College system, students both responsible for graduates’ lack of real-world experience

Abhiram Rishi Prattipati, Staff Reporter

College students and graduates feel unprepared for the workforce and the future as both colleges and students focus on jobs and careers over an effective well-rounded education.

This situation worsens as the admissions and tuition levels raise from a local community college to Ivy League, where students graduate clueless with an expensive diploma.

“Certainly more kids are entering in a prudential frame of mind,” says Fred Hargadon, dean of admissions at Princeton University, in an interview with The Atlantic. “Most kids see their education as a means to an end.”

The pressure and competition of the job market is programming students to be workaholics starting from college and in some case, high school.

“Sometimes we feel like we’re just tools for processing information. That’s what we call ourselves—power tools.” says an anonymous student-government officer from Princeton in an interview with The Atlantic.

Students from well-recognized universities tend to have difficulties with their schedule and in the future at their workplace mostly because of the focus on rigorous academics that prevents making other commitments.

According to a survey from Gallup and Strada Education Network, 73 percent of incoming freshman from 2000 to 2009 enrolled in order to get a better job.

But, only 34 percent of current students believe colleges are preparing them for success.

On the other hand, only 11 percent of business leaders strongly agree that educational institutions are properly forming the future workforce.

This statistic even applies to community colleges. According to, the lighter workload and an uninvolved campus life makes students difficult when they transfer to four-year university.

The last two years in a university with rigorous classes can make the transfer students have difficult time in catching up with their classes, and overall, miss opportunities to work or get involved in other programs.

The rising workforce created a competitive job market that makes students place “popular” or well-paid majors over their passions.

Colleges are trying to prepare the students with tough courses that forces students to leave their commitments that teaches practical skills.

It is a loop both parties are stuck in.

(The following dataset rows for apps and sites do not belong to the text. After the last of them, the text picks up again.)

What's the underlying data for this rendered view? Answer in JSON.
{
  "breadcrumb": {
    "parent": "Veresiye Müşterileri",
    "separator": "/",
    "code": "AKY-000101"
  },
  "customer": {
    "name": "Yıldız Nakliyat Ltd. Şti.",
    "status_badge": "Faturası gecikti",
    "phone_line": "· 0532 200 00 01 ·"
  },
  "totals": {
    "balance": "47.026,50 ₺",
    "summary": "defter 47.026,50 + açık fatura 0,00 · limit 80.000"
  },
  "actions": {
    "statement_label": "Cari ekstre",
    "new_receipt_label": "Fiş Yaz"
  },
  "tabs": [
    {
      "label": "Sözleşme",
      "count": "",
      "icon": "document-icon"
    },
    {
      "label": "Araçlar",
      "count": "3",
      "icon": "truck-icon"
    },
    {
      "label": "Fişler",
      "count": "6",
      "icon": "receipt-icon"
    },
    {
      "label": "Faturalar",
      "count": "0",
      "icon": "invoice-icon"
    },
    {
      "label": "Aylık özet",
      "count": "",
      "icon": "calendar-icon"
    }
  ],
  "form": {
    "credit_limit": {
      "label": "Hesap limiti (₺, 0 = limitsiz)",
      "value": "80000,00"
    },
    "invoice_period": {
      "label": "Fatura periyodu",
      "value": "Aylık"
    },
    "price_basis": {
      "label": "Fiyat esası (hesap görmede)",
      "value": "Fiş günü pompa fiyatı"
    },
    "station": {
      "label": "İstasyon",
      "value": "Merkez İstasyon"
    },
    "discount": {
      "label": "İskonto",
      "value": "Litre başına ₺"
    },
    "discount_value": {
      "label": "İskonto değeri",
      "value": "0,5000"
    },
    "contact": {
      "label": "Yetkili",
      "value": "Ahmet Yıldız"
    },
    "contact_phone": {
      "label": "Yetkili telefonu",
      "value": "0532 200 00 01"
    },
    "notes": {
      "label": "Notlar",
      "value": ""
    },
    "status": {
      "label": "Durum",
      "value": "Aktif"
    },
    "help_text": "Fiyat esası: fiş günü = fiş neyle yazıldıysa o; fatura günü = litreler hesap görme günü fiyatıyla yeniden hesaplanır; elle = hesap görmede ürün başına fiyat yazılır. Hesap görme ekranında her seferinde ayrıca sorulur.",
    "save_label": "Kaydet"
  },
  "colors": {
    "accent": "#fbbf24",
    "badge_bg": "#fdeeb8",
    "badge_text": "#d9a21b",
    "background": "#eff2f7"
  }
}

“There’s so much instability in the world now and nervousness about unemployment,” says Professor Charles Van Loan in an interview with Cornell University student newspaper.

“I think it’s really pronounced now. I would say that in my day, we had it much easier than [today’s] generation.”